It is a 'special' country.
It was started off as a chartered corporation by the invading forces.
No one really 'owns' the land here, but sshh don't tell the corporate media this.
Let's have a look at how these unlawful entities called city councils are destroying peoples lives, where there is a remedy for this in the form of a class action lawsuit (http://localgovernmentclassaction.com.au/), but again ssshhh don't tell the corporate media this.
Here is an article from 6 Nov 2017 as presented by msn.com with the headline:
Every man's caravan is his castle as WA landowner fights to live in 'middle of nowhere'
It's like something out of The Castle: a man living in a caravan on land he owns in outback WA facing eviction by the local council.
Self-described introvert Roland Gopel has found his own patch of paradise on top of a hill overlooking the townsite of Menzies, 730km inland from Perth.
The 58-year-old, with a thick grey beard and flowing hair, lives alone in bushland in a caravan borrowed from a friend, with only the flies for company.
Leaving Perth behind because of sky-high rental prices, he settled on Menzies, population 250, two years ago for its affordability.
"I was getting nowhere renting in Perth … I couldn't find a place where I could afford," Mr Gopel said.
"I ended up moving five times within one year in Perth and I'd had a gutful of moving around."
The sprawling views of the bushland are only interrupted by his closest neighbour, Prospector Pete, and the trains that roar past the back of his block.
He has no toilet or sewerage, periodically emptying a bucket at the local caravan park, but has his own rainwater tank for drinking and showering.
There are solar panels set up for electricity, though not enough power in his 12 batteries to run air conditioning, as well as a satellite dish for internet for the self-confessed computer nerd.
Man just wants to be left alone
MrGopel says he pays his rates and should be left alone to live in peace, although he concedes that is looking highly unlikely.
He is being penalised $50 a day for what the Shire of Menzies calls "camping illegally".
Shire CEO Rhonda Evans said there was an incorrect belief within some sections of the community that people who pay their rates can do what they want with their property.
She declined to comment further because the matter is still before the courts.
On August 1, Mr Gopel was fined $1,000 plus court costs of $1,745.50, while the Shire began seeking a $50 daily penalty.
The fine has grown to $4,750 in the three months since his last court appearance.
Man says he has nowhere else to go
MrGopel has lived something of a nomadic existence, holding various jobs as a pig farmer and most recently as a truck driver, and is now in the process of applying for a disability pension.
He has told the Shire "they're dreaming" if they expect him to pay the fines, maintaining no-one has the right to tell him what to do on his property.
Mr Gopel described the legal action taken by the council as "government overreach".
"There's no mortgage, I pay my rates but I have no services," he said.
"I'm doing no harm.

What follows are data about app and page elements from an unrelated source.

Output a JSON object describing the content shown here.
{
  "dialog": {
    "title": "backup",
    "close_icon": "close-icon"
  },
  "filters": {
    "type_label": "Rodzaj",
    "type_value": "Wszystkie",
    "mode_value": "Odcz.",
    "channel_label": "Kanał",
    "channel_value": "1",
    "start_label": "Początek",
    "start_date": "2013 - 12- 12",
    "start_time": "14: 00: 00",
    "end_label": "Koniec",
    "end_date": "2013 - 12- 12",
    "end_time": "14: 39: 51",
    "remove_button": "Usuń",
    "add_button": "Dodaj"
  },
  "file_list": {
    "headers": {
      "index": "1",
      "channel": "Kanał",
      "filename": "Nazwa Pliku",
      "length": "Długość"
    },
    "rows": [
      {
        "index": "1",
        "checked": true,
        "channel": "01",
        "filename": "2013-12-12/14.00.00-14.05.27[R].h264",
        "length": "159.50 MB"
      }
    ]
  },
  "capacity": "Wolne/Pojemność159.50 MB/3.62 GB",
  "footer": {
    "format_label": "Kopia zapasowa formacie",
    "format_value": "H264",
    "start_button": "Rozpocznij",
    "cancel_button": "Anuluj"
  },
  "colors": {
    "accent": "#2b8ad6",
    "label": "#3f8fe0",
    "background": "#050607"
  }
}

There are quite a few of the locals who have no problem with me being here.
"If I didn't live here I'd be homeless."
Court date set for later this month
MrGopel said he sees parallels between his story and the movie, The Castle, the fictional story of a working class family's fight to stay in its Melbourne home after the government moves to compulsorily acquire the land for an airport expansion.

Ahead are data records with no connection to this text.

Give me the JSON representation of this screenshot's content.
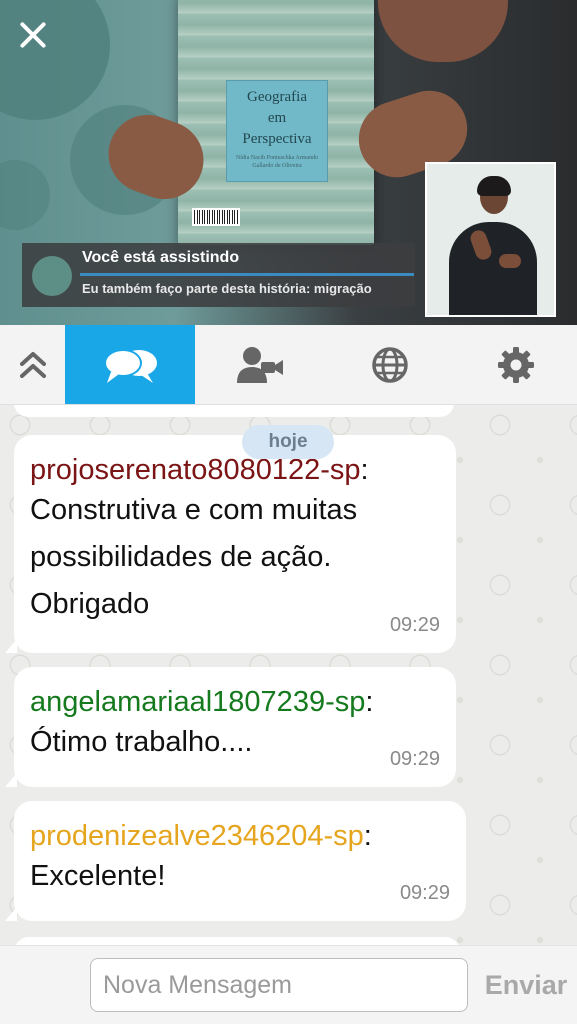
{
  "video": {
    "book": {
      "title": "Geografia\nem\nPerspectiva",
      "subtitle": "Nídia Nacib Pontuschka\nArmando Gallardo de Oliveira"
    },
    "now_watching": {
      "title": "Você está assistindo",
      "subtitle": "Eu também faço parte desta história: migração"
    }
  },
  "toolbar": {
    "items": [
      {
        "name": "collapse",
        "icon": "chevron-double-up-icon"
      },
      {
        "name": "chat",
        "icon": "chat-bubbles-icon",
        "active": true
      },
      {
        "name": "participants",
        "icon": "user-video-icon"
      },
      {
        "name": "language",
        "icon": "globe-icon"
      },
      {
        "name": "settings",
        "icon": "gear-icon"
      }
    ],
    "active_color": "#1aa7e8"
  },
  "chat": {
    "date_separator": "hoje",
    "messages": [
      {
        "user": "projoserenato8080122-sp",
        "user_color": "#7b1414",
        "text": "Construtiva e com muitas\npossibilidades de ação.\nObrigado",
        "time": "09:29"
      },
      {
        "user": "angelamariaal1807239-sp",
        "user_color": "#157a1d",
        "text": "Ótimo trabalho....",
        "time": "09:29"
      },
      {
        "user": "prodenizealve2346204-sp",
        "user_color": "#e6a51e",
        "text": "Excelente!",
        "time": "09:29"
      }
    ]
  },
  "composer": {
    "placeholder": "Nova Mensagem",
    "value": "",
    "send_label": "Enviar"
  }
}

The movie ended up in the High Court, but Mr Gopel's due to appear next in the Leonora Magistrate's Court on November 21.
He is undecided whether he will attend court, or whether he will engage legal counsel.

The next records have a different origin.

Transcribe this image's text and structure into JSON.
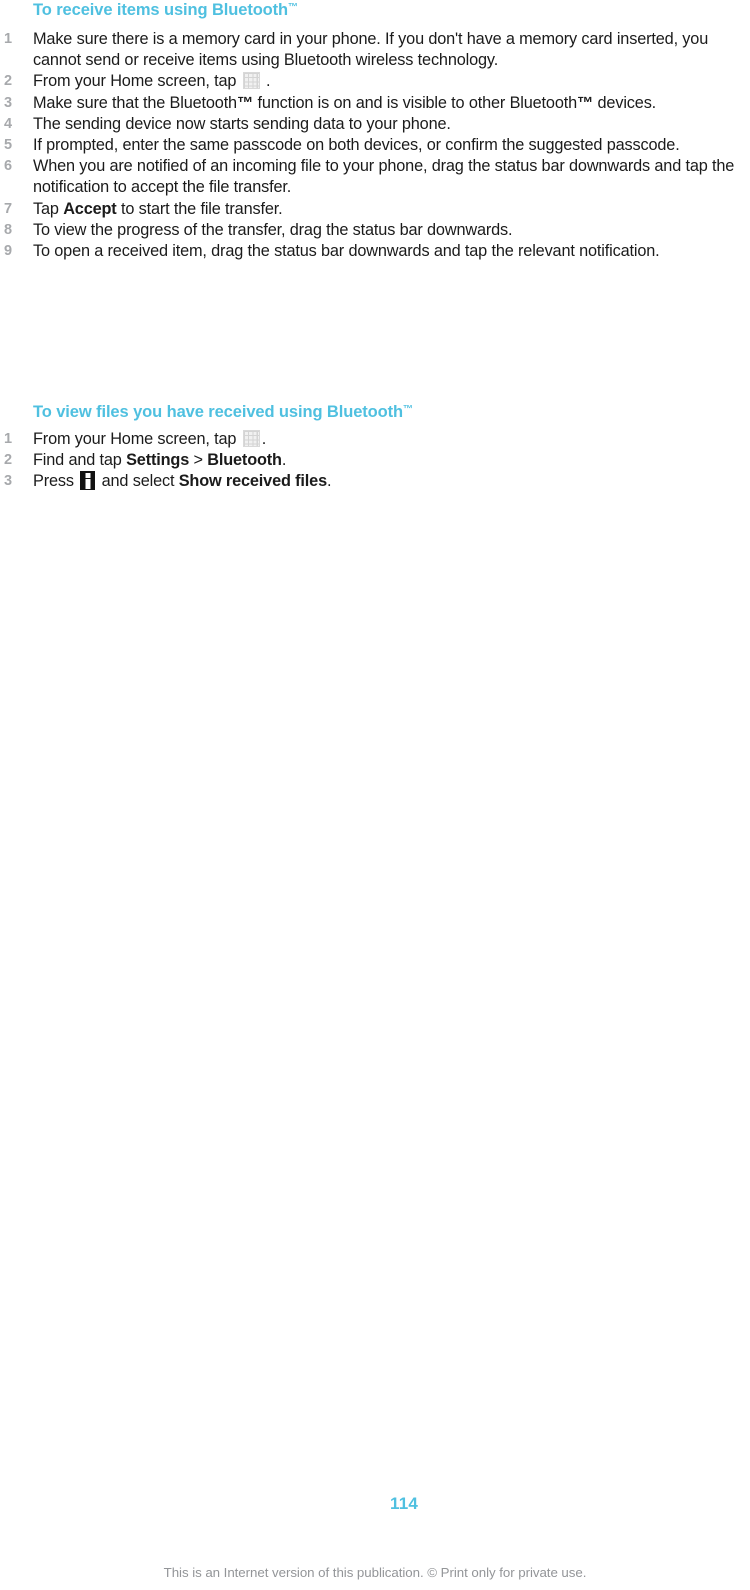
{
  "document": {
    "page_number": "114",
    "footer_note": "This is an Internet version of this publication. © Print only for private use.",
    "accent_color": "#4fc0e0",
    "text_color": "#1b1b1b",
    "number_color": "#a7a9ac",
    "footer_color": "#939598"
  },
  "sections": [
    {
      "heading": "To receive items using Bluetooth™",
      "heading_base": "To receive items using Bluetooth",
      "heading_tm": "™",
      "steps": [
        {
          "number": "1",
          "parts": [
            {
              "type": "text",
              "value": "Make sure there is a memory card in your phone. If you don't have a memory card inserted, you cannot send or receive items using Bluetooth wireless technology."
            }
          ]
        },
        {
          "number": "2",
          "parts": [
            {
              "type": "text",
              "value": "From your Home screen, tap "
            },
            {
              "type": "icon",
              "value": "app-grid-icon"
            },
            {
              "type": "text",
              "value": " ."
            }
          ]
        },
        {
          "number": "3",
          "parts": [
            {
              "type": "text",
              "value": "Make sure that the Bluetooth"
            },
            {
              "type": "bold",
              "value": "™"
            },
            {
              "type": "text",
              "value": " function is on and is visible to other Bluetooth"
            },
            {
              "type": "bold",
              "value": "™"
            },
            {
              "type": "text",
              "value": " devices."
            }
          ]
        },
        {
          "number": "4",
          "parts": [
            {
              "type": "text",
              "value": "The sending device now starts sending data to your phone."
            }
          ]
        },
        {
          "number": "5",
          "parts": [
            {
              "type": "text",
              "value": "If prompted, enter the same passcode on both devices, or confirm the suggested passcode."
            }
          ]
        },
        {
          "number": "6",
          "parts": [
            {
              "type": "text",
              "value": "When you are notified of an incoming file to your phone, drag the status bar downwards and tap the notification to accept the file transfer."
            }
          ]
        },
        {
          "number": "7",
          "parts": [
            {
              "type": "text",
              "value": "Tap "
            },
            {
              "type": "bold",
              "value": "Accept"
            },
            {
              "type": "text",
              "value": " to start the file transfer."
            }
          ]
        },
        {
          "number": "8",
          "parts": [
            {
              "type": "text",
              "value": "To view the progress of the transfer, drag the status bar downwards."
            }
          ]
        },
        {
          "number": "9",
          "parts": [
            {
              "type": "text",
              "value": "To open a received item, drag the status bar downwards and tap the relevant notification."
            }
          ]
        }
      ]
    },
    {
      "heading": "To view files you have received using Bluetooth™",
      "heading_base": "To view files you have received using Bluetooth",
      "heading_tm": "™",
      "steps": [
        {
          "number": "1",
          "parts": [
            {
              "type": "text",
              "value": "From your Home screen, tap "
            },
            {
              "type": "icon",
              "value": "app-grid-icon"
            },
            {
              "type": "text",
              "value": "."
            }
          ]
        },
        {
          "number": "2",
          "parts": [
            {
              "type": "text",
              "value": "Find and tap "
            },
            {
              "type": "bold",
              "value": "Settings"
            },
            {
              "type": "text",
              "value": " > "
            },
            {
              "type": "bold",
              "value": "Bluetooth"
            },
            {
              "type": "text",
              "value": "."
            }
          ]
        },
        {
          "number": "3",
          "parts": [
            {
              "type": "text",
              "value": "Press "
            },
            {
              "type": "icon",
              "value": "menu-key-icon"
            },
            {
              "type": "text",
              "value": " and select "
            },
            {
              "type": "bold",
              "value": "Show received files"
            },
            {
              "type": "text",
              "value": "."
            }
          ]
        }
      ]
    }
  ]
}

"I haven't quite decided. I might see if I can get some legal aid," he said.